Anything that requires concentration and physical stamina gets a lot tougher during the final stretch. I notice this when I’m at a gym class, doing meditation, or practicing for a long time. That last little bit is so tough mentally and physically.

Train your body and mind to handle the final sprint. Power through the mental fatigue, and realize that this final sprint to the finish is probably the most important work you will do when you practice.

Posted in Uncategorized | Comments Off on Man Vs. Music (Jazz Organ Project 50/250)

Just Watch (Jazz Organ Project 49/250)

It’s important to observe master musicians live and in person. You’ll learn things that are somehow impossible to latch onto by listening to recordings or watching videos.

I remember seeing Ron Carter play live for the first time in around 1997. It was before videos were widespread on the internet, so the only way I had ever experienced Ron’s playing was through classic jazz recordings and maybe the occasional concert photo.

It was amazing to see him play for the first time. I never anticipated how tall and confident he would look, and his sound and playing technique were very different than I imagined. After I left that gig, I felt like I had improved 25% as a player, just from having observed Ron Carter play.

I closely observe great keyboard players when they play, and I end up learning something new each and every time. My favorite light bulb moments are when I see someone easily doing something that I have trouble doing. Something about watching the person play with ease translates quickly into my own playing, almost as if by osmosis.

Posted in The Five-Year Jazz Organ Project | Comments Off on Just Watch (Jazz Organ Project 49/250)

Use A Timer (Jazz Organ Project 48/250)

I procrastinate and get distracted very easily when I am faced with doing things that I kind of don’t want to do. Timing myself keeps me focused and helps me accomplish things quickly.

I challenge myself by using the countdown timer on my watch. For example, I don’t enjoy using my computer to write music, but I’ll set a timer for 5 minutes and tell myself, “Before this timer expires, I will have turned on my computer, started the music software, and I’ll have written eight measures of music.” This makes it fun. The hardest part is just getting a project started. By the time I’ve written eight measures, I have the momentum to finish the song.

Or, “In the next five minutes, I will have written an email to book gigs.” When I use a timer, I don’t procrastinate or surf the web- I just sit down and do the work. The timer is also great for writing blog posts. I want to succinctly express an idea, which shouldn’t take more than 10 minutes.

There are a multitude of ways to use a timer during practicing as well. If I only have an hour to practice a set of 10 songs, I might set my timer to practice each song for 6 minutes. During that time, I’ll try to identify the one or two most difficult places in each piece and work them out.
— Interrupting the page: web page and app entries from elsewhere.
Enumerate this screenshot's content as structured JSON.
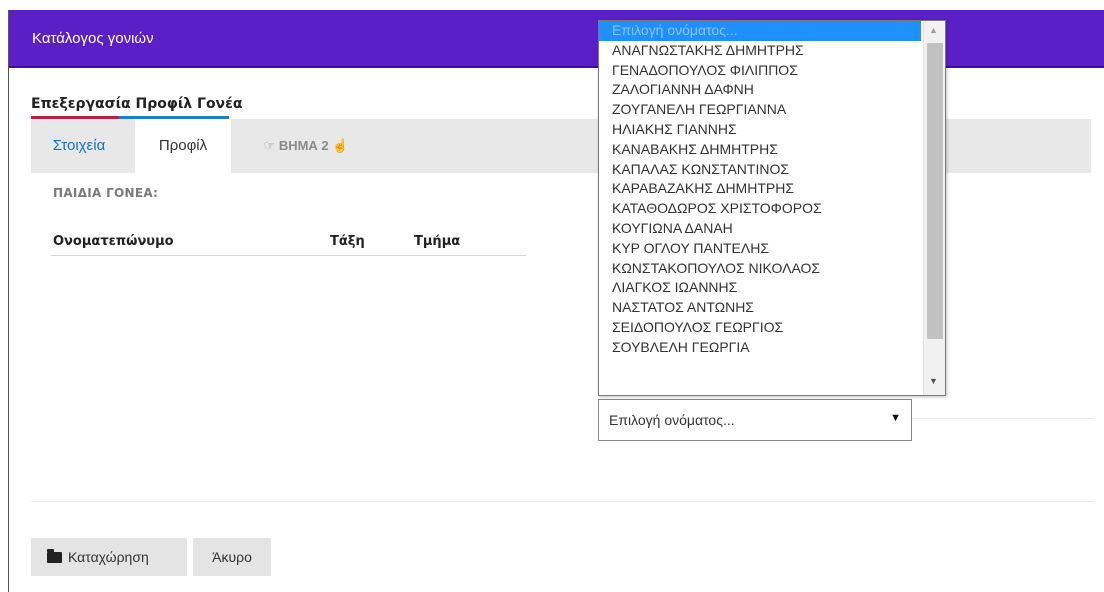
{
  "header": {
    "title": "Κατάλογος γονιών"
  },
  "form": {
    "heading": "Επεξεργασία Προφίλ Γονέα",
    "tabs": [
      {
        "label": "Στοιχεία"
      },
      {
        "label": "Προφίλ"
      },
      {
        "label": "ΒΗΜΑ 2",
        "left_icon": "hand-right-icon",
        "right_icon": "hand-up-icon"
      }
    ],
    "children_label": "ΠΑΙΔΙΑ ΓΟΝΕΑ:",
    "table": {
      "columns": [
        "Ονοματεπώνυμο",
        "Τάξη",
        "Τμήμα"
      ]
    }
  },
  "select": {
    "value": "Επιλογή ονόματος...",
    "options": [
      "Επιλογή ονόματος...",
      "ΑΝΑΓΝΩΣΤΑΚΗΣ ΔΗΜΗΤΡΗΣ",
      "ΓΕΝΑΔΟΠΟΥΛΟΣ ΦΙΛΙΠΠΟΣ",
      "ΖΑΛΟΓΙΑΝΝΗ ΔΑΦΝΗ",
      "ΖΟΥΓΑΝΕΛΗ  ΓΕΩΡΓΙΑΝΝΑ",
      "ΗΛΙΑΚΗΣ ΓΙΑΝΝΗΣ",
      "ΚΑΝΑΒΑΚΗΣ ΔΗΜΗΤΡΗΣ",
      "ΚΑΠΑΛΑΣ ΚΩΝΣΤΑΝΤΙΝΟΣ",
      "ΚΑΡΑΒΑΖΑΚΗΣ ΔΗΜΗΤΡΗΣ",
      "ΚΑΤΑΘΟΔΩΡΟΣ ΧΡΙΣΤΟΦΟΡΟΣ",
      "ΚΟΥΓΙΩΝΑ ΔΑΝΑΗ",
      "ΚΥΡ ΟΓΛΟΥ ΠΑΝΤΕΛΗΣ",
      "ΚΩΝΣΤΑΚΟΠΟΥΛΟΣ ΝΙΚΟΛΑΟΣ",
      "ΛΙΑΓΚΟΣ ΙΩΑΝΝΗΣ",
      "ΝΑΣΤΑΤΟΣ ΑΝΤΩΝΗΣ",
      "ΣΕΙΔΟΠΟΥΛΟΣ ΓΕΩΡΓΙΟΣ",
      "ΣΟΥΒΛΕΛΗ ΓΕΩΡΓΙΑ"
    ],
    "highlighted_index": 0
  },
  "buttons": {
    "save": "Καταχώρηση",
    "cancel": "Άκυρο"
  },
  "colors": {
    "header_bg": "#5b1fc7",
    "accent_red": "#b4243c",
    "accent_blue": "#1a7fd1",
    "highlight": "#1e90ff"
  },
  "icons": {
    "save_button": "folder-icon",
    "select_caret": "caret-down-icon"
  }
}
Posted in The Five-Year Jazz Organ Project | Comments Off on Use A Timer (Jazz Organ Project 48/250)